Evangelical Lutheran church of PNG (ELCPNG) head bishop Dr Rev Jack Urame said he was compelled to voice his concern that the country was inadvertently creating a structure that systematically made education a privilege for those who could afford it on the one hand, while denying the poor on the other.
“The rich can meet up with the system but the poor cannot,” he said.
“Those who are wealthy can afford to pay easily but those who have little or nothing cannot.
“Often it is the children of the poor who are forced out of the system even when they have the academic potential to make it through.”
Rev Urame said many brilliant and deserving students who could contribute meaningfully to the country ended up on the streets, in towns and settlements or return to their village in frustration.
“Because they are forced out of the system, they feel that they are useless,” he said.
“This contributes to a lot of the social problems we are facing in the country today.”
Rev Urame said this was systematic injustice to the people but at the end of the day, both the children of the rich and the poor would contribute to the development of the country.

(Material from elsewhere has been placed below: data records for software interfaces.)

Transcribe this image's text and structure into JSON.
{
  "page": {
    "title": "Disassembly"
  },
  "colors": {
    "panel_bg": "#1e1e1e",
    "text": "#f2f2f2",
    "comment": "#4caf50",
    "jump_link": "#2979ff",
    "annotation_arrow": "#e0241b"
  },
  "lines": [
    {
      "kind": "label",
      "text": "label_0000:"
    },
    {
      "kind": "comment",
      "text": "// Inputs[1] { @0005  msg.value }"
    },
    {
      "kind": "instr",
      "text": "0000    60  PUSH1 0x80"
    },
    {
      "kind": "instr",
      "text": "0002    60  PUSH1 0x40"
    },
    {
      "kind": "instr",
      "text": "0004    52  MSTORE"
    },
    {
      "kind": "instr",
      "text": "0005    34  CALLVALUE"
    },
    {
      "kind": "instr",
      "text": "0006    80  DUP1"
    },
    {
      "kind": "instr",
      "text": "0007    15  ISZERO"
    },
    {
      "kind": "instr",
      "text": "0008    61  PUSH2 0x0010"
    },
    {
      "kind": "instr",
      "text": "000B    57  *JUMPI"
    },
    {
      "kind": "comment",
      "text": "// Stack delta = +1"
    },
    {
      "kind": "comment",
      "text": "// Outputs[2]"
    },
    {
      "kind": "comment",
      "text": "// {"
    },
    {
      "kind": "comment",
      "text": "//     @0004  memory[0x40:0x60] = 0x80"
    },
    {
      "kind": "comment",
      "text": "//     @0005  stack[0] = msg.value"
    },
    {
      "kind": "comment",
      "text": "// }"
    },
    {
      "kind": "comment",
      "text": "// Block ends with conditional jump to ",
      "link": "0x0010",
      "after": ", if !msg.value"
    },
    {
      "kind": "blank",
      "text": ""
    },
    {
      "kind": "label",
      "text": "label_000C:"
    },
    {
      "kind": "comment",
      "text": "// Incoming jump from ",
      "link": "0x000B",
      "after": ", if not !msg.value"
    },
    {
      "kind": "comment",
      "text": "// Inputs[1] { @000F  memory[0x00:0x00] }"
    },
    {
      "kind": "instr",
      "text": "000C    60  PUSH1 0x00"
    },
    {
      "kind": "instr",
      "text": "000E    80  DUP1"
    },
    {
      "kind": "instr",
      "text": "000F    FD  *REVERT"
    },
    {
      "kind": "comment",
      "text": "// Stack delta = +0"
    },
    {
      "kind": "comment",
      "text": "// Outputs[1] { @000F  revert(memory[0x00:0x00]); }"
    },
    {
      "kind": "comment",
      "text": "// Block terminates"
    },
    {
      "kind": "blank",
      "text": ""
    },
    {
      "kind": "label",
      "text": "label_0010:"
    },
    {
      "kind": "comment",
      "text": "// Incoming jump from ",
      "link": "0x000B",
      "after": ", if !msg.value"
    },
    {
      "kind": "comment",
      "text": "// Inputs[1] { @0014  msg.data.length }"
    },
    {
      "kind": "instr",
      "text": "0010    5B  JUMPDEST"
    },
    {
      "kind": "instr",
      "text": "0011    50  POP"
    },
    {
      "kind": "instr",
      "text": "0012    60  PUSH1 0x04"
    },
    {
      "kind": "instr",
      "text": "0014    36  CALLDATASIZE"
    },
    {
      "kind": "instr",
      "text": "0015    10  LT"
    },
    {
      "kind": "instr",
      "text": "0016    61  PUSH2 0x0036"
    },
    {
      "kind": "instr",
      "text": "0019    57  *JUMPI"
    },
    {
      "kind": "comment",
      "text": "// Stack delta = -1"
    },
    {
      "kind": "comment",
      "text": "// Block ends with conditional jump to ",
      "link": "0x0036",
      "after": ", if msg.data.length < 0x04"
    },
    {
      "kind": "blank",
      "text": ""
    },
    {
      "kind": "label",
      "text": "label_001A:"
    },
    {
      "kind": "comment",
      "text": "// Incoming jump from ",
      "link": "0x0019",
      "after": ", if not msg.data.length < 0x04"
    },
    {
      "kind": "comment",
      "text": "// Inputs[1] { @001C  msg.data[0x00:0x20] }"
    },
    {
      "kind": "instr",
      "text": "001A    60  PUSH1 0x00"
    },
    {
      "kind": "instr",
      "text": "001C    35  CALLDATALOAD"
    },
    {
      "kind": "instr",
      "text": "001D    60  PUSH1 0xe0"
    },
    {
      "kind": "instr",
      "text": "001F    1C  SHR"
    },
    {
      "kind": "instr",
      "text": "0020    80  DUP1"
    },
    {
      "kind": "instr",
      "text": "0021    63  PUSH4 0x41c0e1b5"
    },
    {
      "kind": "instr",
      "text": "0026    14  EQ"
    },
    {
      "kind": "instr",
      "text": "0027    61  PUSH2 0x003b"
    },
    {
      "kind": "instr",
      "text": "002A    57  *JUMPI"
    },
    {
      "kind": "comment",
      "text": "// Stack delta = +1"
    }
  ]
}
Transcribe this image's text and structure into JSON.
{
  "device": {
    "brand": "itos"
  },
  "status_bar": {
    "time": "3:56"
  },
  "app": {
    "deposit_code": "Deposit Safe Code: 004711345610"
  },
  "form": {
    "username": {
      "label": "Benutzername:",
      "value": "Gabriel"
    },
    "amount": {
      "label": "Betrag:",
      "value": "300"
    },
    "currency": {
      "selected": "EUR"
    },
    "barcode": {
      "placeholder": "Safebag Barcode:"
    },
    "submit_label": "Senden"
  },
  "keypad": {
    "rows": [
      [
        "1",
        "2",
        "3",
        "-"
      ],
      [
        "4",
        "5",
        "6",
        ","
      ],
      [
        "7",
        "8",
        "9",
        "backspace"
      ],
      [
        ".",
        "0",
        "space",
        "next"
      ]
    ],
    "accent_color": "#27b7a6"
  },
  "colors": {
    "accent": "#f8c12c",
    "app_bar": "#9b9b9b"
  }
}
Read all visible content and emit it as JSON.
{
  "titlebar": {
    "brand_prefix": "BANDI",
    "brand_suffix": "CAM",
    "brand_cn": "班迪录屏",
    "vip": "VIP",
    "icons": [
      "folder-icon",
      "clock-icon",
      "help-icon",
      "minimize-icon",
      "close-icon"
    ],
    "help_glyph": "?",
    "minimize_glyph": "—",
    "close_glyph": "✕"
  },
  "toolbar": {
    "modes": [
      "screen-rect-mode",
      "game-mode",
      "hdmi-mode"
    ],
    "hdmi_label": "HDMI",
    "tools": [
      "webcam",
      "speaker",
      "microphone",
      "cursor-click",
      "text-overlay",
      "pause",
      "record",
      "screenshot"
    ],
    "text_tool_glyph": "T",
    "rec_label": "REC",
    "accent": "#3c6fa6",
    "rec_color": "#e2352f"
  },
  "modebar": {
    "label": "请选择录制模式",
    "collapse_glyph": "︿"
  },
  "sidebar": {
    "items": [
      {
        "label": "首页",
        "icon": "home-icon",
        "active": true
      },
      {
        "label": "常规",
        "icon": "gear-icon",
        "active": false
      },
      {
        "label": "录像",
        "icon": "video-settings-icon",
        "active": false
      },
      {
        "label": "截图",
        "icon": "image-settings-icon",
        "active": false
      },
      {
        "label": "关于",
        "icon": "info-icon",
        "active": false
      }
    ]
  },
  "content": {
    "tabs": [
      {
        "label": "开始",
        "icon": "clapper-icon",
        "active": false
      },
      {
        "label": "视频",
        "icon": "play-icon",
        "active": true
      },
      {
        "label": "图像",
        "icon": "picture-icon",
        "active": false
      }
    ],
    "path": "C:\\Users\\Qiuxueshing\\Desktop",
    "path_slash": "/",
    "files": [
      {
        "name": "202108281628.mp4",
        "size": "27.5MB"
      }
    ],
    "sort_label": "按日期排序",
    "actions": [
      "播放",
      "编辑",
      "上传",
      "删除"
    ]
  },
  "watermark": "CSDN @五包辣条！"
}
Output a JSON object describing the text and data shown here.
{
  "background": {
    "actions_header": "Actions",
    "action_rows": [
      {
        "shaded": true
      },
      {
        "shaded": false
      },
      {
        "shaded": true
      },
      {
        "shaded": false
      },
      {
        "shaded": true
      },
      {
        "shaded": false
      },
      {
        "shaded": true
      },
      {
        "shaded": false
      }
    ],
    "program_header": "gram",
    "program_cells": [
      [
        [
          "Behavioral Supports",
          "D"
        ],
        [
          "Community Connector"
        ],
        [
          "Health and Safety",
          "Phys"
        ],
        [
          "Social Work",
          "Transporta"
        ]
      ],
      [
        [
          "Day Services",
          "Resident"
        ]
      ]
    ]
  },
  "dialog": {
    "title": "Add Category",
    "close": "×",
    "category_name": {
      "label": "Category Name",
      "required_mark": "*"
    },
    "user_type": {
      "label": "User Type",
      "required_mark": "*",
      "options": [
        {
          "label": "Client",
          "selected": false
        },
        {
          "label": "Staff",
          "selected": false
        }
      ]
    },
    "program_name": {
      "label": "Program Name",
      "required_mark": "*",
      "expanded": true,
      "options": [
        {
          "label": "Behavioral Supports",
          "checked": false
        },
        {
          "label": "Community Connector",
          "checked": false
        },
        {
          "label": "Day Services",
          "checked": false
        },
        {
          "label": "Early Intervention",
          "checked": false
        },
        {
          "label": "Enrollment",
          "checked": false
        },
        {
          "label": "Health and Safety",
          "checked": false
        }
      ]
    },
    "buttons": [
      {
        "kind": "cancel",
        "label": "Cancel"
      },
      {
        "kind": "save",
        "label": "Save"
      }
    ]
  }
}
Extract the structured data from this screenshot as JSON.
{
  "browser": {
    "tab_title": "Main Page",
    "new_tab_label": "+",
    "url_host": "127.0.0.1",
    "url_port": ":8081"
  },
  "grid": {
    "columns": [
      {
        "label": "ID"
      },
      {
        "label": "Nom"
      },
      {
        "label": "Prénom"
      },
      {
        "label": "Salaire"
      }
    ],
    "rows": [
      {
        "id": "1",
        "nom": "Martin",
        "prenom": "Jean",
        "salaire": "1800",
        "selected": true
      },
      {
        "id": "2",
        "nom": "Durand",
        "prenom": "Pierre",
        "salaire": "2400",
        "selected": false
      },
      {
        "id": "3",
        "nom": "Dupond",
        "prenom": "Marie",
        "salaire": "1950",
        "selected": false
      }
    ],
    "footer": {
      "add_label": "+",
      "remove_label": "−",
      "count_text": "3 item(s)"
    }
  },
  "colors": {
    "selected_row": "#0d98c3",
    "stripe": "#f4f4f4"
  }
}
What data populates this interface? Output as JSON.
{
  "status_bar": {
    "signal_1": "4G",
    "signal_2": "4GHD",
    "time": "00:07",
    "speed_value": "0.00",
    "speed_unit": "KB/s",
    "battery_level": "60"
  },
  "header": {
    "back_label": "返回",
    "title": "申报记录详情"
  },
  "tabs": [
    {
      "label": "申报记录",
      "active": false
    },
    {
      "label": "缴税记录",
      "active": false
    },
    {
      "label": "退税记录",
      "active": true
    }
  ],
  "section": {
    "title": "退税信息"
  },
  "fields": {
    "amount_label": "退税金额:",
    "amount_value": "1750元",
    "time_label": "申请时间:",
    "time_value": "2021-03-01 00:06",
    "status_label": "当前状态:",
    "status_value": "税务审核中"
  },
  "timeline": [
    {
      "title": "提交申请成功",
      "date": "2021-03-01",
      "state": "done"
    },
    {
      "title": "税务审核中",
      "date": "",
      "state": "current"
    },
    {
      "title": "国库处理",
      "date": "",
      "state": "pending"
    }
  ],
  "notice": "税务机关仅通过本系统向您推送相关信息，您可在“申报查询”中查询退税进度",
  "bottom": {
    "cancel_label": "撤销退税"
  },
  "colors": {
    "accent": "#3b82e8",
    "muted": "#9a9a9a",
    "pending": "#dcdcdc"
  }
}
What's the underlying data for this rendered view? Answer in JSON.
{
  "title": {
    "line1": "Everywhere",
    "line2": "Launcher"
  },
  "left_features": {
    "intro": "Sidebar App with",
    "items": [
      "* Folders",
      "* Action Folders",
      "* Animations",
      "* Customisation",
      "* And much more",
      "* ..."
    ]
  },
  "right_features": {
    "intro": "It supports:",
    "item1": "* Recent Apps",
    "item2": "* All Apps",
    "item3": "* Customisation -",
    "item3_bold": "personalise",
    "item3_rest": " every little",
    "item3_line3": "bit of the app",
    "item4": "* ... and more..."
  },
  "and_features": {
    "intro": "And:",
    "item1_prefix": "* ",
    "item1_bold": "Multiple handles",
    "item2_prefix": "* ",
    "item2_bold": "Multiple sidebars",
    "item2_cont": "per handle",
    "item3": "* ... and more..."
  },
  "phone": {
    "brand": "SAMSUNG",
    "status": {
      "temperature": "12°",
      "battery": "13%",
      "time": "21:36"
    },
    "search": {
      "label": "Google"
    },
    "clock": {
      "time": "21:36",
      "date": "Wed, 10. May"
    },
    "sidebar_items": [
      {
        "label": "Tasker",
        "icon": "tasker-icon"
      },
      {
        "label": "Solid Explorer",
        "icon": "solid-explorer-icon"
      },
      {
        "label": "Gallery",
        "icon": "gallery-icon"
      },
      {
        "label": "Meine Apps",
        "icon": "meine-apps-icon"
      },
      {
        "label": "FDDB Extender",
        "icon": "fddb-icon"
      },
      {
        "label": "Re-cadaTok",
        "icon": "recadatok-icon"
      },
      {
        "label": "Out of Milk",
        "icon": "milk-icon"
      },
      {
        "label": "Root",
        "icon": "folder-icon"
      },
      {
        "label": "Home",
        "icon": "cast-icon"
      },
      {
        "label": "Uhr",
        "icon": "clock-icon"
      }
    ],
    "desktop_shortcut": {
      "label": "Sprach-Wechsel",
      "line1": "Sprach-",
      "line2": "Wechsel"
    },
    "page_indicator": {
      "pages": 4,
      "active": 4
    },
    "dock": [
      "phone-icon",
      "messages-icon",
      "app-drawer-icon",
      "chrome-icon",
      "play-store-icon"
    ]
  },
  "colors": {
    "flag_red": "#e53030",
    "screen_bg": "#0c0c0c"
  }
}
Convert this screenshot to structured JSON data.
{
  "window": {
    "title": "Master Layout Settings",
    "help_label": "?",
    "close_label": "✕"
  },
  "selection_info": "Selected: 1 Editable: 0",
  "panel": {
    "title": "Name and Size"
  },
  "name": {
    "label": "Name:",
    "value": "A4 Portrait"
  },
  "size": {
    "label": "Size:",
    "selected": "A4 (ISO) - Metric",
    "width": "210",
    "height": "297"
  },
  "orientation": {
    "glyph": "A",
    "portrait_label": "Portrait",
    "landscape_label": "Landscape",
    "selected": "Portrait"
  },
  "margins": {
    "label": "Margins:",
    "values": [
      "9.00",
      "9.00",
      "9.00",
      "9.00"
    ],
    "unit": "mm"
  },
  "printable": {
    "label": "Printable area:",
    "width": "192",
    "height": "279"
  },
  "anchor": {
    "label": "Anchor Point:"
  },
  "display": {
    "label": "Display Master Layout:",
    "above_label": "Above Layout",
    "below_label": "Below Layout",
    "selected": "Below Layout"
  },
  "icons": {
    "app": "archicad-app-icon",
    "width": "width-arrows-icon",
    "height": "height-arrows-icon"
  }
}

He said education was unaffordable for many who were unemployed or living in rural areas with little economic activities to generate income.
He said parents and relatives were struggling to pay for their children’s education because of high school fees.
“Some cannot afford the thousands of kina when they are accepted into universities or colleges
so they miss out on enrolment,” he said.
“I have seen bright students with very good grades staying back in the village or roaming the streets because they don’t have the money to pay their school fees.”
“From what I witness, I am convinced that we are killing the brains of our young country.
“They must not be a waste.”